Traditionally, the formal exclusionary rules of evidence present in judicial proceedings have been relaxed in administrative practice. As stated by this court in Schoeps v. Carmichael, 9 Cir., 1949, 177 F.2d 391, 395: "Common law rules of evidence are not based in constitutional interdictions and administrative tribunals are not bound by such rules except those perpetuated in governing regulations." See also the following cases by this court: Willapoint Oysters, Inc., v. Ewing, 9 Cir., 1949, 174 F.2d 676, 690; Kunimori Ohara v. Berkshire, 9 Cir., 1935, 76 F.2d 204; Singh v. District Director of Immigration, 9 Cir., 1938, 96 F.2d 969, 971; Ex parte Shigenari Mayemura, 9 Cir., 1931, 53 F.2d 621.
This rule is followed by the Supreme Court, N. L. R. B. v. Donnelly Garment Co., 1947, 330 U.S. 219, 67 S.Ct. 756, 91 L.Ed. 854, and the other circuits. Rhodes Pharmacal Co. v. F. T. C., 7 Cir., 1953, 208 F.2d 382, 387; Tassari v. Schmucker, 4 Cir., 1931, 53 F.2d 570, 572; Murdoch v. Clark, 1 Cir., 1931, 53 F.2d 155, 156; Hays v. Hatges, 8 Cir., 1938, 94 F.2d 67, 68. Under this rule both opinion and hearsay evidence have been deemed admissible. In Ex parte Seisuke Fukumoto, 9 Cir., 1931, 53 F.2d 618, certain immigration inspectors were permitted to state their opinions from viewing photographs that persons bearing different names were actually one and the same alien.
In United States ex rel. Ross v. Wallis, 2 Cir., 1922, 279 F. 401, the court said at page 403: "Since the only legal limitation upon departmental procedure is that a hearing, fair, though summary, must be accorded, hearsay evidence is admissible." [Emphasis added.] See also Morrell v. Baker, 2 Cir., 1920, 270 F. 577; United States ex rel. Diamond v. Uhl, 2 Cir., 1920, 266 F. 34; and Christianson v. Zerbst, 10 Cir., 1937, 89 F.2d 40. Furthermore, contrary to appellant's contention the mere fact that incompetent evidence was received and considered does not establish want of due process in the hearing such as would require a reversal on that ground. Tisi v. Tod, 1924, 264 U.S. 131, 44 S.Ct. 260, 68 L.Ed. 590; United States ex rel. Vajtauer v. Commissioner of Immigration, 1927, 273 U.S. 103, 47 S.Ct. 302, 71 L. Ed. 560; and Ex parte Jurgans, D.C. 1927, 17 F.2d 507. See, also, United States ex rel. Impastato v. O'Rourke, 8 Cir., 1954, 211 F.2d 609, and the collection of authority contained therein at page 611.

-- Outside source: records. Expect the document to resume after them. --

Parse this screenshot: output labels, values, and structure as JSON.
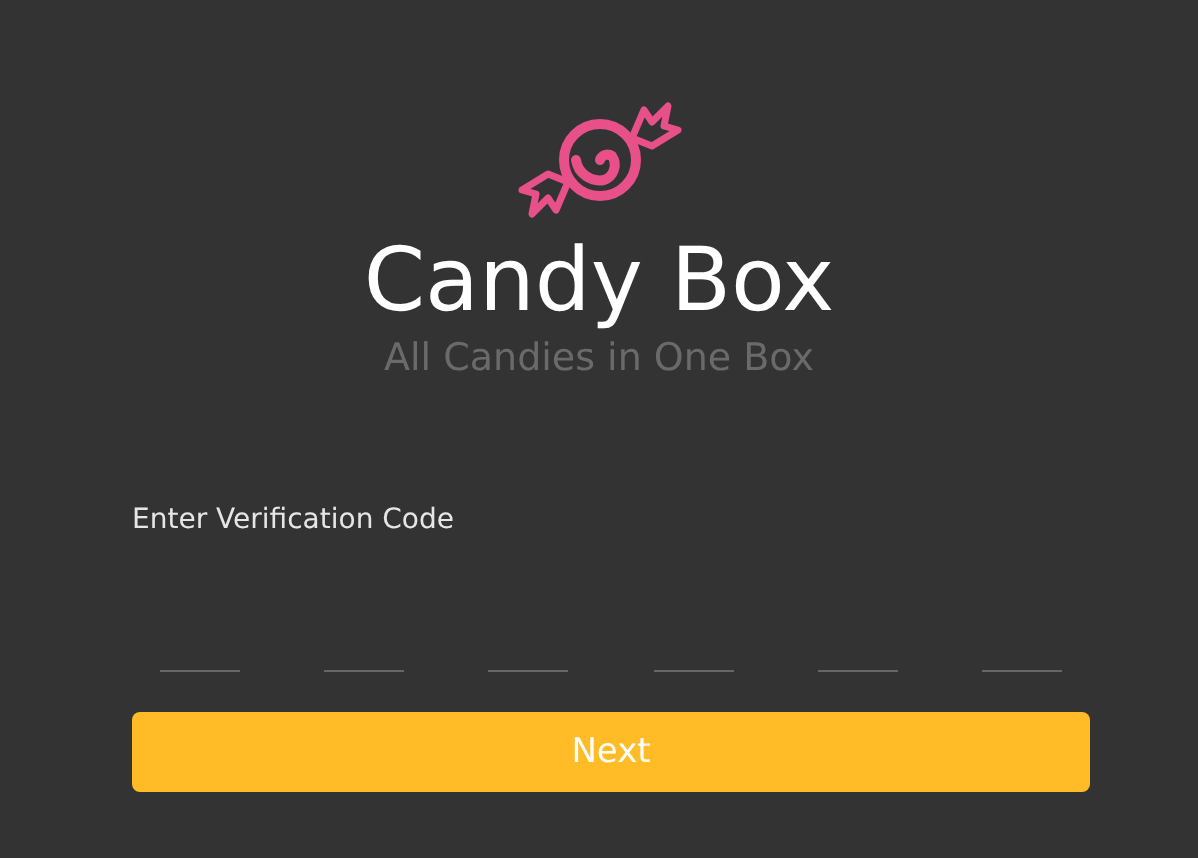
{
  "app": {
    "title": "Candy Box",
    "tagline": "All Candies in One Box"
  },
  "verification": {
    "label": "Enter Verification Code",
    "code_fields": [
      {
        "kind": "digit"
      },
      {
        "kind": "digit"
      },
      {
        "kind": "digit"
      },
      {
        "kind": "digit"
      },
      {
        "kind": "digit"
      },
      {
        "kind": "digit"
      }
    ],
    "button": "Next"
  }
}
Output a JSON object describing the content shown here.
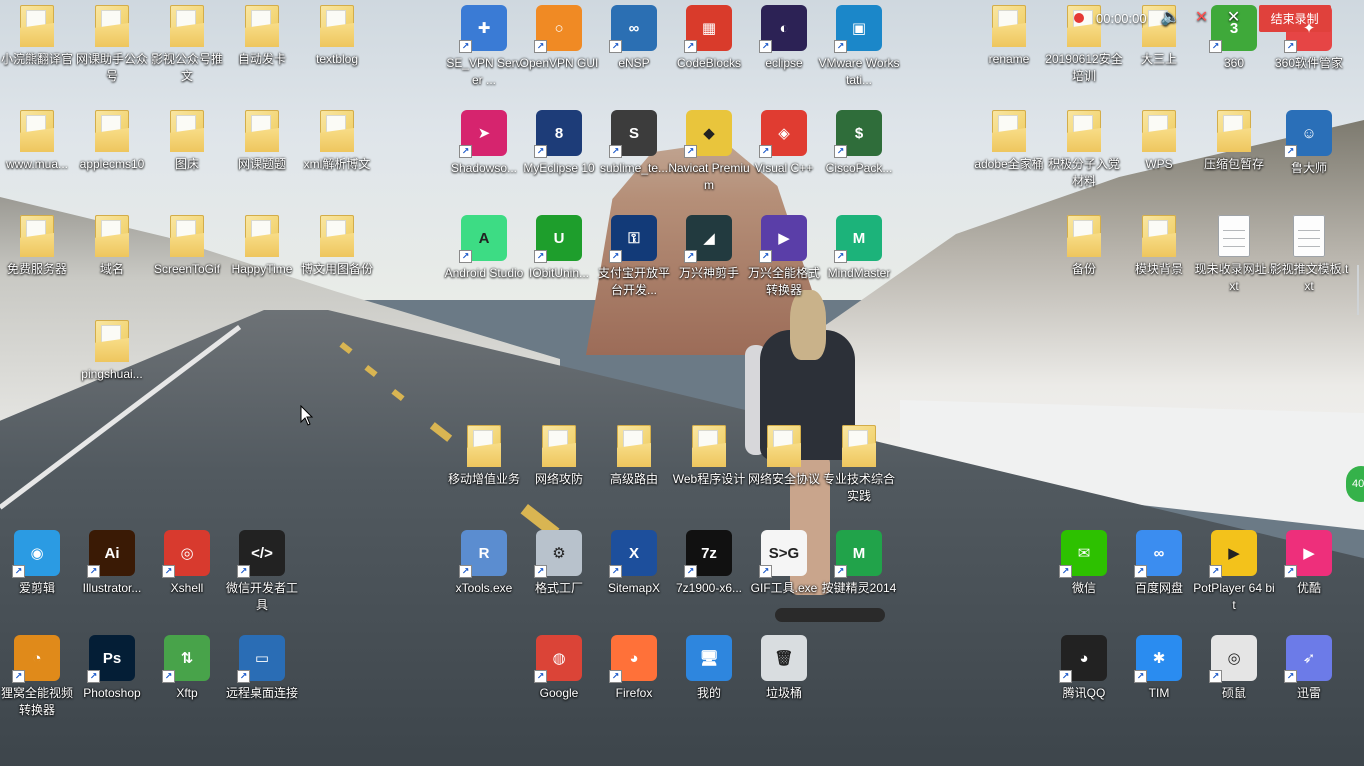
{
  "recorder": {
    "time": "00:00:00",
    "end_label": "结束录制"
  },
  "side_badge": "40",
  "icons": [
    {
      "name": "folder-xiaowanxiong",
      "label": "小浣熊翻译官",
      "kind": "folder"
    },
    {
      "name": "folder-wangke-zhushou",
      "label": "网课助手公众号",
      "kind": "folder"
    },
    {
      "name": "folder-yingshi-gongzhonghao",
      "label": "影视公众号推文",
      "kind": "folder"
    },
    {
      "name": "folder-zidong-faka",
      "label": "自动发卡",
      "kind": "folder"
    },
    {
      "name": "folder-textblog",
      "label": "textblog",
      "kind": "folder"
    },
    {
      "name": "se-vpn",
      "label": "SE_VPN Server ...",
      "kind": "app",
      "color": "#3a7bd5",
      "glyph": "✚",
      "shortcut": true
    },
    {
      "name": "openvpn",
      "label": "OpenVPN GUI",
      "kind": "app",
      "color": "#f08a24",
      "glyph": "○",
      "shortcut": true
    },
    {
      "name": "ensp",
      "label": "eNSP",
      "kind": "app",
      "color": "#2b6fb3",
      "glyph": "∞",
      "shortcut": true
    },
    {
      "name": "codeblocks",
      "label": "CodeBlocks",
      "kind": "app",
      "color": "#d93b2b",
      "glyph": "▦",
      "shortcut": true
    },
    {
      "name": "eclipse",
      "label": "eclipse",
      "kind": "app",
      "color": "#2c2255",
      "glyph": "◐",
      "shortcut": true
    },
    {
      "name": "vmware",
      "label": "VMware Workstati...",
      "kind": "app",
      "color": "#1b87c9",
      "glyph": "▣",
      "shortcut": true
    },
    {
      "name": "folder-rename",
      "label": "rename",
      "kind": "folder"
    },
    {
      "name": "folder-anquan-peixun",
      "label": "20190612安全培训",
      "kind": "folder"
    },
    {
      "name": "folder-dasanshang",
      "label": "大三上",
      "kind": "folder"
    },
    {
      "name": "app-360",
      "label": "360",
      "kind": "app",
      "color": "#3fa93a",
      "glyph": "3",
      "shortcut": true
    },
    {
      "name": "app-360-manager",
      "label": "360软件管家",
      "kind": "app",
      "color": "#e64545",
      "glyph": "✦",
      "shortcut": true
    },
    {
      "name": "folder-wwwmua",
      "label": "www.mua...",
      "kind": "folder"
    },
    {
      "name": "folder-applecms10",
      "label": "applecms10",
      "kind": "folder"
    },
    {
      "name": "folder-tuchuang",
      "label": "图床",
      "kind": "folder"
    },
    {
      "name": "folder-wangke-tiku",
      "label": "网课题题",
      "kind": "folder"
    },
    {
      "name": "folder-xml-jiexi",
      "label": "xml解析博文",
      "kind": "folder"
    },
    {
      "name": "shadowsocks",
      "label": "Shadowso...",
      "kind": "app",
      "color": "#d6246e",
      "glyph": "➤",
      "shortcut": true
    },
    {
      "name": "myeclipse",
      "label": "MyEclipse 10",
      "kind": "app",
      "color": "#1d3c78",
      "glyph": "8",
      "shortcut": true
    },
    {
      "name": "sublime",
      "label": "sublime_te...",
      "kind": "app",
      "color": "#3c3c3c",
      "glyph": "S",
      "shortcut": true
    },
    {
      "name": "navicat",
      "label": "Navicat Premium",
      "kind": "app",
      "color": "#e9c53c",
      "glyph": "◆",
      "shortcut": true
    },
    {
      "name": "visual-cpp",
      "label": "Visual C++",
      "kind": "app",
      "color": "#e03c31",
      "glyph": "◈",
      "shortcut": true
    },
    {
      "name": "ciscopacket",
      "label": "CiscoPack...",
      "kind": "app",
      "color": "#2f6d3a",
      "glyph": "$",
      "shortcut": true
    },
    {
      "name": "folder-adobe",
      "label": "adobe全家桶",
      "kind": "folder"
    },
    {
      "name": "folder-jiji-fenzi",
      "label": "积极分子入党材料",
      "kind": "folder"
    },
    {
      "name": "folder-wps",
      "label": "WPS",
      "kind": "folder"
    },
    {
      "name": "folder-yasuobao",
      "label": "压缩包暂存",
      "kind": "folder"
    },
    {
      "name": "ludashi",
      "label": "鲁大师",
      "kind": "app",
      "color": "#2a6fb8",
      "glyph": "☺",
      "shortcut": true
    },
    {
      "name": "folder-mianfei-fuwuqi",
      "label": "免费服务器",
      "kind": "folder"
    },
    {
      "name": "folder-yuming",
      "label": "域名",
      "kind": "folder"
    },
    {
      "name": "folder-screentogif",
      "label": "ScreenToGif",
      "kind": "folder"
    },
    {
      "name": "folder-happytime",
      "label": "HappyTime",
      "kind": "folder"
    },
    {
      "name": "folder-bowen-yongtu",
      "label": "博文用图备份",
      "kind": "folder"
    },
    {
      "name": "android-studio",
      "label": "Android Studio",
      "kind": "app",
      "color": "#3ddc84",
      "glyph": "A",
      "shortcut": true
    },
    {
      "name": "iobit",
      "label": "IObitUnin...",
      "kind": "app",
      "color": "#1e9e2c",
      "glyph": "U",
      "shortcut": true
    },
    {
      "name": "alipay-open",
      "label": "支付宝开放平台开发...",
      "kind": "app",
      "color": "#123a78",
      "glyph": "⚿",
      "shortcut": true
    },
    {
      "name": "filmora",
      "label": "万兴神剪手",
      "kind": "app",
      "color": "#223a3f",
      "glyph": "◢",
      "shortcut": true
    },
    {
      "name": "wondershare-converter",
      "label": "万兴全能格式转换器",
      "kind": "app",
      "color": "#5a3ea8",
      "glyph": "▶",
      "shortcut": true
    },
    {
      "name": "mindmaster",
      "label": "MindMaster",
      "kind": "app",
      "color": "#1cb37a",
      "glyph": "M",
      "shortcut": true
    },
    {
      "name": "folder-beifen",
      "label": "备份",
      "kind": "folder"
    },
    {
      "name": "folder-mokuai-beijing",
      "label": "模块背景",
      "kind": "folder"
    },
    {
      "name": "file-xianweishoulu",
      "label": "现未收录网址.txt",
      "kind": "file"
    },
    {
      "name": "file-yingshi-tuiwen",
      "label": "影视推文模板.txt",
      "kind": "file"
    },
    {
      "name": "folder-pingshuai",
      "label": "pingshuai...",
      "kind": "folder"
    },
    {
      "name": "folder-yidong-zengzhi",
      "label": "移动增值业务",
      "kind": "folder"
    },
    {
      "name": "folder-wangluo-gongfang",
      "label": "网络攻防",
      "kind": "folder"
    },
    {
      "name": "folder-gaoji-luyou",
      "label": "高级路由",
      "kind": "folder"
    },
    {
      "name": "folder-web-chengxu",
      "label": "Web程序设计",
      "kind": "folder"
    },
    {
      "name": "folder-wangluo-anquan",
      "label": "网络安全协议",
      "kind": "folder"
    },
    {
      "name": "folder-zhuanye-jishu",
      "label": "专业技术综合实践",
      "kind": "folder"
    },
    {
      "name": "aijianji",
      "label": "爱剪辑",
      "kind": "app",
      "color": "#2b9be3",
      "glyph": "◉",
      "shortcut": true
    },
    {
      "name": "illustrator",
      "label": "Illustrator...",
      "kind": "app",
      "color": "#3a1a05",
      "glyph": "Ai",
      "shortcut": true
    },
    {
      "name": "xshell",
      "label": "Xshell",
      "kind": "app",
      "color": "#d83a2e",
      "glyph": "◎",
      "shortcut": true
    },
    {
      "name": "wechat-devtools",
      "label": "微信开发者工具",
      "kind": "app",
      "color": "#222",
      "glyph": "</>",
      "shortcut": true
    },
    {
      "name": "xtools",
      "label": "xTools.exe",
      "kind": "app",
      "color": "#5b8dd0",
      "glyph": "R",
      "shortcut": true
    },
    {
      "name": "geshi-gongchang",
      "label": "格式工厂",
      "kind": "app",
      "color": "#b8c2cc",
      "glyph": "⚙",
      "shortcut": true
    },
    {
      "name": "sitemapx",
      "label": "SitemapX",
      "kind": "app",
      "color": "#1d4f9c",
      "glyph": "X",
      "shortcut": true
    },
    {
      "name": "7zip",
      "label": "7z1900-x6...",
      "kind": "app",
      "color": "#111",
      "glyph": "7z",
      "shortcut": true
    },
    {
      "name": "gif-tool",
      "label": "GIF工具.exe",
      "kind": "app",
      "color": "#f5f5f5",
      "glyph": "S>G",
      "shortcut": true
    },
    {
      "name": "anjian-jingling",
      "label": "按键精灵2014",
      "kind": "app",
      "color": "#21a34a",
      "glyph": "M",
      "shortcut": true
    },
    {
      "name": "wechat",
      "label": "微信",
      "kind": "app",
      "color": "#2dc100",
      "glyph": "✉",
      "shortcut": true
    },
    {
      "name": "baidu-netdisk",
      "label": "百度网盘",
      "kind": "app",
      "color": "#3b8df0",
      "glyph": "∞",
      "shortcut": true
    },
    {
      "name": "potplayer",
      "label": "PotPlayer 64 bit",
      "kind": "app",
      "color": "#f3c21b",
      "glyph": "▶",
      "shortcut": true
    },
    {
      "name": "youku",
      "label": "优酷",
      "kind": "app",
      "color": "#ee2f7b",
      "glyph": "▶",
      "shortcut": true
    },
    {
      "name": "lieshou-video",
      "label": "狸窝全能视频转换器",
      "kind": "app",
      "color": "#e08a1a",
      "glyph": "◔",
      "shortcut": true
    },
    {
      "name": "photoshop",
      "label": "Photoshop",
      "kind": "app",
      "color": "#041e36",
      "glyph": "Ps",
      "shortcut": true
    },
    {
      "name": "xftp",
      "label": "Xftp",
      "kind": "app",
      "color": "#48a34a",
      "glyph": "⇅",
      "shortcut": true
    },
    {
      "name": "remote-desktop",
      "label": "远程桌面连接",
      "kind": "app",
      "color": "#2a6db5",
      "glyph": "▭",
      "shortcut": true
    },
    {
      "name": "google-chrome",
      "label": "Google",
      "kind": "app",
      "color": "#db4437",
      "glyph": "◍",
      "shortcut": true
    },
    {
      "name": "firefox",
      "label": "Firefox",
      "kind": "app",
      "color": "#ff7139",
      "glyph": "◕",
      "shortcut": true
    },
    {
      "name": "my-computer",
      "label": "我的",
      "kind": "app",
      "color": "#2e86de",
      "glyph": "🖥",
      "shortcut": false
    },
    {
      "name": "recycle-bin",
      "label": "垃圾桶",
      "kind": "app",
      "color": "#d9dde0",
      "glyph": "🗑",
      "shortcut": false
    },
    {
      "name": "tencent-qq",
      "label": "腾讯QQ",
      "kind": "app",
      "color": "#222",
      "glyph": "◕",
      "shortcut": true
    },
    {
      "name": "tim",
      "label": "TIM",
      "kind": "app",
      "color": "#2a8cf0",
      "glyph": "✱",
      "shortcut": true
    },
    {
      "name": "shuoshu",
      "label": "硕鼠",
      "kind": "app",
      "color": "#e5e5e5",
      "glyph": "◎",
      "shortcut": true
    },
    {
      "name": "xunlei",
      "label": "迅雷",
      "kind": "app",
      "color": "#6c7be8",
      "glyph": "➶",
      "shortcut": true
    }
  ]
}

The Substantiality of the Evidence
It is next urged by appellant that the deportation order cannot stand as it is not based upon reasonable substantial and probative evidence as required by the Act.
We have read and studied the depositions as a whole, and we are unable to agree with appellant's contentions. Both Uesugi and Izuka testified that they had joined the Communist Party in Honolulu
The Constitutional Question
At the time the briefs in the instant case were written, the Supreme Court had recently decided in Galvan v. Press, 1954, 347 U.S. 522, 74 S.Ct. 737, 98 L.Ed. 911, that the statute attacked here
The judgment of the district court is affirmed.